Dataset excerpts:
[Start of Attachment]

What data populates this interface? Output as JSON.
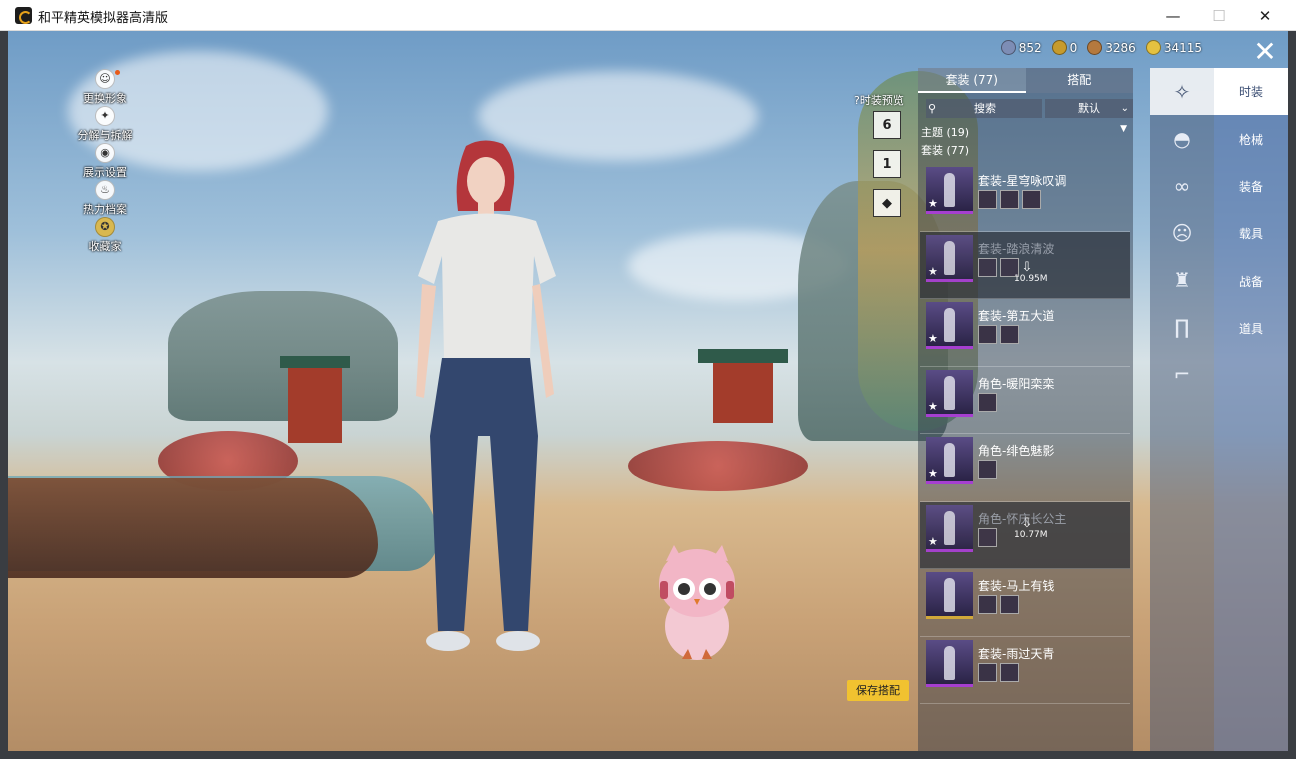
{
  "window": {
    "title": "和平精英模拟器高清版",
    "min": "—",
    "max": "☐",
    "close": "✕"
  },
  "currency": [
    {
      "icon": "coupon-icon",
      "value": "852",
      "color": "#7d8db5"
    },
    {
      "icon": "coin-icon",
      "value": "0",
      "color": "#c79b2c"
    },
    {
      "icon": "points-icon",
      "value": "3286",
      "color": "#b5793e"
    },
    {
      "icon": "gold-icon",
      "value": "34115",
      "color": "#e5c140"
    }
  ],
  "close_button": "✕",
  "left_menu": [
    {
      "label": "更换形象",
      "icon": "avatar-icon",
      "glyph": "☺"
    },
    {
      "label": "分解与拆解",
      "icon": "dismantle-icon",
      "glyph": "✦"
    },
    {
      "label": "展示设置",
      "icon": "eye-icon",
      "glyph": "◉"
    },
    {
      "label": "热力档案",
      "icon": "flame-icon",
      "glyph": "♨"
    },
    {
      "label": "收藏家",
      "icon": "collector-icon",
      "glyph": "✪"
    }
  ],
  "preview_label": "?时装预览",
  "side_tools": [
    "6",
    "1",
    "◆"
  ],
  "panel": {
    "tab_active": "套装 (77)",
    "tab_inactive": "搭配",
    "search_icon": "⚲",
    "search_placeholder": "搜索",
    "sort_label": "默认",
    "sort_chevron": "⌄",
    "section_theme": "主题 (19)",
    "section_theme_arrow": "▼",
    "section_suits": "套装 (77)"
  },
  "items": [
    {
      "title": "套装-星穹咏叹调",
      "dim": false,
      "subs": 3,
      "rarity": "purple",
      "download": ""
    },
    {
      "title": "套装-踏浪清波",
      "dim": true,
      "subs": 2,
      "rarity": "purple",
      "download": "10.95M"
    },
    {
      "title": "套装-第五大道",
      "dim": false,
      "subs": 2,
      "rarity": "purple",
      "download": ""
    },
    {
      "title": "角色-暖阳栾栾",
      "dim": false,
      "subs": 1,
      "rarity": "purple",
      "download": ""
    },
    {
      "title": "角色-绯色魅影",
      "dim": false,
      "subs": 1,
      "rarity": "purple",
      "download": ""
    },
    {
      "title": "角色-怀庆长公主",
      "dim": true,
      "subs": 1,
      "rarity": "purple",
      "download": "10.77M"
    },
    {
      "title": "套装-马上有钱",
      "dim": false,
      "subs": 2,
      "rarity": "gold",
      "download": ""
    },
    {
      "title": "套装-雨过天青",
      "dim": false,
      "subs": 2,
      "rarity": "purple",
      "download": ""
    }
  ],
  "categories": [
    {
      "label": "时装",
      "icon": "outfit-icon",
      "glyph": "✧",
      "active": true
    },
    {
      "label": "枪械",
      "icon": "cap-icon",
      "glyph": "◓",
      "active": false
    },
    {
      "label": "装备",
      "icon": "goggles-icon",
      "glyph": "∞",
      "active": false
    },
    {
      "label": "载具",
      "icon": "face-icon",
      "glyph": "☹",
      "active": false
    },
    {
      "label": "战备",
      "icon": "jacket-icon",
      "glyph": "♜",
      "active": false
    },
    {
      "label": "道具",
      "icon": "pants-icon",
      "glyph": "∏",
      "active": false
    },
    {
      "label": "",
      "icon": "shoes-icon",
      "glyph": "⌐",
      "active": false
    }
  ],
  "save_button": "保存搭配"
}
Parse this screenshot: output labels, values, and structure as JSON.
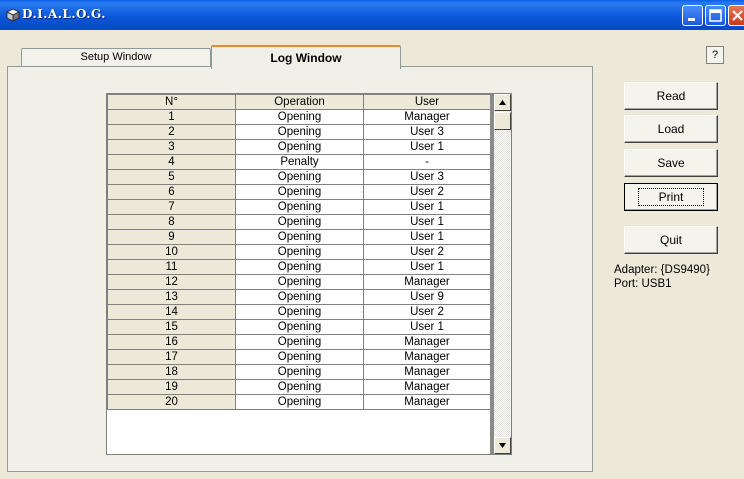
{
  "window": {
    "title": "D.I.A.L.O.G.",
    "help_label": "?"
  },
  "tabs": [
    {
      "label": "Setup Window",
      "active": false
    },
    {
      "label": "Log Window",
      "active": true
    }
  ],
  "log": {
    "columns": [
      "N°",
      "Operation",
      "User"
    ],
    "rows": [
      [
        "1",
        "Opening",
        "Manager"
      ],
      [
        "2",
        "Opening",
        "User  3"
      ],
      [
        "3",
        "Opening",
        "User  1"
      ],
      [
        "4",
        "Penalty",
        "-"
      ],
      [
        "5",
        "Opening",
        "User  3"
      ],
      [
        "6",
        "Opening",
        "User  2"
      ],
      [
        "7",
        "Opening",
        "User  1"
      ],
      [
        "8",
        "Opening",
        "User  1"
      ],
      [
        "9",
        "Opening",
        "User  1"
      ],
      [
        "10",
        "Opening",
        "User  2"
      ],
      [
        "11",
        "Opening",
        "User  1"
      ],
      [
        "12",
        "Opening",
        "Manager"
      ],
      [
        "13",
        "Opening",
        "User  9"
      ],
      [
        "14",
        "Opening",
        "User  2"
      ],
      [
        "15",
        "Opening",
        "User  1"
      ],
      [
        "16",
        "Opening",
        "Manager"
      ],
      [
        "17",
        "Opening",
        "Manager"
      ],
      [
        "18",
        "Opening",
        "Manager"
      ],
      [
        "19",
        "Opening",
        "Manager"
      ],
      [
        "20",
        "Opening",
        "Manager"
      ]
    ]
  },
  "buttons": {
    "read": "Read",
    "load": "Load",
    "save": "Save",
    "print": "Print",
    "quit": "Quit"
  },
  "device": {
    "adapter": "Adapter: {DS9490}",
    "port": "Port: USB1"
  },
  "colors": {
    "titlebar": "#0b57d8",
    "face": "#ece9d8",
    "active_tab_accent": "#e68b2c"
  }
}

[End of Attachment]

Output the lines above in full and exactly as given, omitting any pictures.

What data populates this interface? Output as JSON.
{
  "window": {
    "title": "和平精英模拟器高清版",
    "min": "—",
    "max": "☐",
    "close": "✕"
  },
  "currency": [
    {
      "icon": "coupon-icon",
      "value": "852",
      "color": "#7d8db5"
    },
    {
      "icon": "coin-icon",
      "value": "0",
      "color": "#c79b2c"
    },
    {
      "icon": "points-icon",
      "value": "3286",
      "color": "#b5793e"
    },
    {
      "icon": "gold-icon",
      "value": "34115",
      "color": "#e5c140"
    }
  ],
  "close_button": "✕",
  "left_menu": [
    {
      "label": "更换形象",
      "icon": "avatar-icon",
      "glyph": "☺"
    },
    {
      "label": "分解与拆解",
      "icon": "dismantle-icon",
      "glyph": "✦"
    },
    {
      "label": "展示设置",
      "icon": "eye-icon",
      "glyph": "◉"
    },
    {
      "label": "热力档案",
      "icon": "flame-icon",
      "glyph": "♨"
    },
    {
      "label": "收藏家",
      "icon": "collector-icon",
      "glyph": "✪"
    }
  ],
  "preview_label": "?时装预览",
  "side_tools": [
    "6",
    "1",
    "◆"
  ],
  "panel": {
    "tab_active": "套装 (77)",
    "tab_inactive": "搭配",
    "search_icon": "⚲",
    "search_placeholder": "搜索",
    "sort_label": "默认",
    "sort_chevron": "⌄",
    "section_theme": "主题 (19)",
    "section_theme_arrow": "▼",
    "section_suits": "套装 (77)"
  },
  "items": [
    {
      "title": "套装-星穹咏叹调",
      "dim": false,
      "subs": 3,
      "rarity": "purple",
      "download": ""
    },
    {
      "title": "套装-踏浪清波",
      "dim": true,
      "subs": 2,
      "rarity": "purple",
      "download": "10.95M"
    },
    {
      "title": "套装-第五大道",
      "dim": false,
      "subs": 2,
      "rarity": "purple",
      "download": ""
    },
    {
      "title": "角色-暖阳栾栾",
      "dim": false,
      "subs": 1,
      "rarity": "purple",
      "download": ""
    },
    {
      "title": "角色-绯色魅影",
      "dim": false,
      "subs": 1,
      "rarity": "purple",
      "download": ""
    },
    {
      "title": "角色-怀庆长公主",
      "dim": true,
      "subs": 1,
      "rarity": "purple",
      "download": "10.77M"
    },
    {
      "title": "套装-马上有钱",
      "dim": false,
      "subs": 2,
      "rarity": "gold",
      "download": ""
    },
    {
      "title": "套装-雨过天青",
      "dim": false,
      "subs": 2,
      "rarity": "purple",
      "download": ""
    }
  ],
  "categories": [
    {
      "label": "时装",
      "icon": "outfit-icon",
      "glyph": "✧",
      "active": true
    },
    {
      "label": "枪械",
      "icon": "cap-icon",
      "glyph": "◓",
      "active": false
    },
    {
      "label": "装备",
      "icon": "goggles-icon",
      "glyph": "∞",
      "active": false
    },
    {
      "label": "载具",
      "icon": "face-icon",
      "glyph": "☹",
      "active": false
    },
    {
      "label": "战备",
      "icon": "jacket-icon",
      "glyph": "♜",
      "active": false
    },
    {
      "label": "道具",
      "icon": "pants-icon",
      "glyph": "∏",
      "active": false
    },
    {
      "label": "",
      "icon": "shoes-icon",
      "glyph": "⌐",
      "active": false
    }
  ],
  "save_button": "保存搭配"
}
Parse this screenshot: output labels, values, and structure as JSON.
{
  "window": {
    "title": "D.I.A.L.O.G.",
    "help_label": "?"
  },
  "tabs": [
    {
      "label": "Setup Window",
      "active": false
    },
    {
      "label": "Log Window",
      "active": true
    }
  ],
  "log": {
    "columns": [
      "N°",
      "Operation",
      "User"
    ],
    "rows": [
      [
        "1",
        "Opening",
        "Manager"
      ],
      [
        "2",
        "Opening",
        "User  3"
      ],
      [
        "3",
        "Opening",
        "User  1"
      ],
      [
        "4",
        "Penalty",
        "-"
      ],
      [
        "5",
        "Opening",
        "User  3"
      ],
      [
        "6",
        "Opening",
        "User  2"
      ],
      [
        "7",
        "Opening",
        "User  1"
      ],
      [
        "8",
        "Opening",
        "User  1"
      ],
      [
        "9",
        "Opening",
        "User  1"
      ],
      [
        "10",
        "Opening",
        "User  2"
      ],
      [
        "11",
        "Opening",
        "User  1"
      ],
      [
        "12",
        "Opening",
        "Manager"
      ],
      [
        "13",
        "Opening",
        "User  9"
      ],
      [
        "14",
        "Opening",
        "User  2"
      ],
      [
        "15",
        "Opening",
        "User  1"
      ],
      [
        "16",
        "Opening",
        "Manager"
      ],
      [
        "17",
        "Opening",
        "Manager"
      ],
      [
        "18",
        "Opening",
        "Manager"
      ],
      [
        "19",
        "Opening",
        "Manager"
      ],
      [
        "20",
        "Opening",
        "Manager"
      ]
    ]
  },
  "buttons": {
    "read": "Read",
    "load": "Load",
    "save": "Save",
    "print": "Print",
    "quit": "Quit"
  },
  "device": {
    "adapter": "Adapter: {DS9490}",
    "port": "Port: USB1"
  },
  "colors": {
    "titlebar": "#0b57d8",
    "face": "#ece9d8",
    "active_tab_accent": "#e68b2c"
  }
}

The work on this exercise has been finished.